According to the Georgia Secretary of State, standard processing may take up to 12 days to form a nonprofit corporation. Check in with the Secretary of State for further updates on document processing timelines.

In order to keep your nonprofit in good standing, there are reoccurring requirements that must be met.

  • All nonprofits must file a Statement of Information with the Secretary of State every two years.
  • All nonprofits must hold an annual meeting of the directors logged in their corporate minutes.
  • All nonprofits (except schools, hospitals, and religious organizations) need to file the annual registration renewal fee report. The fee for the report may vary, so check in with the Georgia Secretary of State for further guidelines.

In order to form a corporation in Georgia, you will be required to pay various fees and taxes. The breakdown of the required fees is as follows:

  • Articles of Organization Filing Fee (online) - $100
  • Annual Registration Filing Fee (Nonprofit Corporation) - $50
  • Name Reservation (30-Day) - $25

In total, expect to set aside at least $155 to form a nonprofit corporation in Georgia. Tax exempt status information requires no charge.
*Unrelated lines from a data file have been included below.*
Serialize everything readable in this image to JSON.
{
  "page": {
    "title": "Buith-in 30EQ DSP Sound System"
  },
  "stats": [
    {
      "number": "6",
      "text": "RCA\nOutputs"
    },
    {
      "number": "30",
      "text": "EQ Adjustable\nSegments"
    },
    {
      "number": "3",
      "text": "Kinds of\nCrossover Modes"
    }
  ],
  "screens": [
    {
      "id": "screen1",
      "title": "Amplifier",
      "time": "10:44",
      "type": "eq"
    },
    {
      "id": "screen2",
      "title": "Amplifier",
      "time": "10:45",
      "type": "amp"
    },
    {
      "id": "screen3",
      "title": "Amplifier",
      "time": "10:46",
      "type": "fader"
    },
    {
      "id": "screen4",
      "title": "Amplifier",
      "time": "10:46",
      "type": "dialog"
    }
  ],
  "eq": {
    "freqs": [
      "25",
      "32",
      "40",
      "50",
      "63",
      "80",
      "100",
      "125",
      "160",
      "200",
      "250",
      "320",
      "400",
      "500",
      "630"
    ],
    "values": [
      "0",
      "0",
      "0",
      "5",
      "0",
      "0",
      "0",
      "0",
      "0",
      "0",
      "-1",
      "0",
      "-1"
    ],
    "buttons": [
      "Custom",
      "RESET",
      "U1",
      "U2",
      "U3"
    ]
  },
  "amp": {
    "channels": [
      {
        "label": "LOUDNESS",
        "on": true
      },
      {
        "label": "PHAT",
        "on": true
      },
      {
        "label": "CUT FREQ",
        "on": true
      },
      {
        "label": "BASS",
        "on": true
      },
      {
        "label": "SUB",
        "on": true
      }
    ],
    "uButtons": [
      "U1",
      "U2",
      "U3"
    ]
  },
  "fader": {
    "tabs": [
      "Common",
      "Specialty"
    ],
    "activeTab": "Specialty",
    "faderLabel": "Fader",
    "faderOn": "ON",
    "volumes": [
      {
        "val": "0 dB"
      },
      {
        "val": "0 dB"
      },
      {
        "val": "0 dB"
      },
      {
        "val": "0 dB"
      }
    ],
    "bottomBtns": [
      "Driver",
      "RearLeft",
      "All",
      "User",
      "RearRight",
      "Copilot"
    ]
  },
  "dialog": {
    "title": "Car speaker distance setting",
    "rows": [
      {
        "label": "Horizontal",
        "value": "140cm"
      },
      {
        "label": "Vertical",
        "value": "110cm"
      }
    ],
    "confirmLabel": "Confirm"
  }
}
Nonprofit corporations organized in other states can foreign qualify to conduct business in Georgia. These entities must file with the Corporations Division in Georgia.